> [WORK ORDER] Report back every line from the entries below in which the word "title" occurs.

#### DATA SUPPLIED

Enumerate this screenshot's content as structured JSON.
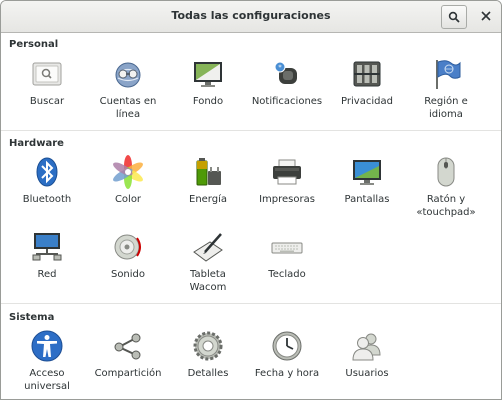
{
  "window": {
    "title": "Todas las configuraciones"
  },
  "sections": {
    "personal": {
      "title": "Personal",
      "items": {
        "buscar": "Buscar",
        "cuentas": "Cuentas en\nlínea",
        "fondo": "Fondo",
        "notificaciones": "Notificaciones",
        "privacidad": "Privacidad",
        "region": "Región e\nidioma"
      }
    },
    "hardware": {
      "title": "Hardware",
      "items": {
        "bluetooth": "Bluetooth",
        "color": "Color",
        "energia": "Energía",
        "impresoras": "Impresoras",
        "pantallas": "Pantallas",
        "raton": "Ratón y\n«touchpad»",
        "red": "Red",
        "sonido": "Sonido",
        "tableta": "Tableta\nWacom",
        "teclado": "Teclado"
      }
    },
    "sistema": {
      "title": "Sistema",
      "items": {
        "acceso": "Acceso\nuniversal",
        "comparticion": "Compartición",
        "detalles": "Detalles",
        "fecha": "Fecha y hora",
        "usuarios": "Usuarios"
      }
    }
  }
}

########

> [EXERCISE SOLUTION]
    "title": "Todas las configuraciones"
      "title": "Personal",
      "title": "Hardware",
      "title": "Sistema",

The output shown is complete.